━━ Data for this exercise ━━

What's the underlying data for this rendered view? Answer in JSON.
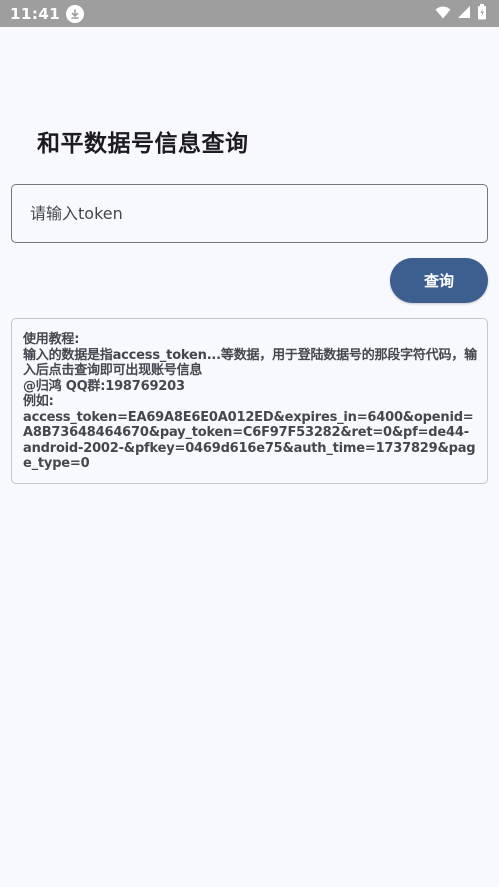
{
  "status_bar": {
    "time": "11:41",
    "icons": [
      "download-icon",
      "wifi-icon",
      "signal-icon",
      "battery-icon"
    ]
  },
  "page": {
    "title": "和平数据号信息查询"
  },
  "token_input": {
    "placeholder": "请输入token",
    "value": ""
  },
  "query_button": {
    "label": "查询"
  },
  "info_card": {
    "lines": [
      "使用教程:",
      "输入的数据是指access_token...等数据，用于登陆数据号的那段字符代码，输入后点击查询即可出现账号信息",
      "@归鸿  QQ群:198769203",
      "例如:",
      "access_token=EA69A8E6E0A012ED&expires_in=6400&openid=A8B73648464670&pay_token=C6F97F53282&ret=0&pf=de44-android-2002-&pfkey=0469d616e75&auth_time=1737829&page_type=0"
    ]
  },
  "colors": {
    "background": "#f8f9ff",
    "status_bar": "#9e9e9e",
    "primary_button": "#3d5f8f",
    "text": "#1c1b1f"
  }
}
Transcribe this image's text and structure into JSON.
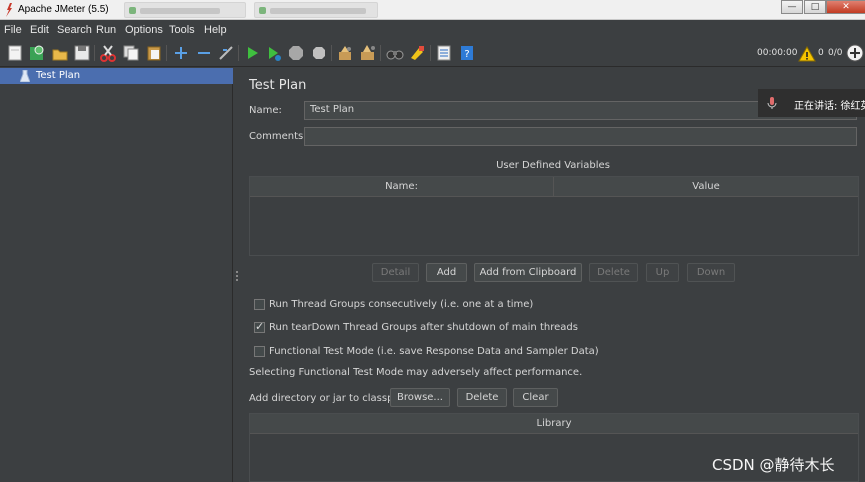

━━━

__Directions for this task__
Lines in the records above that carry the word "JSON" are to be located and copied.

__Result below__
What's the underlying data for this rendered view? Answer in JSON.
Transcribe this image's text and structure into JSON.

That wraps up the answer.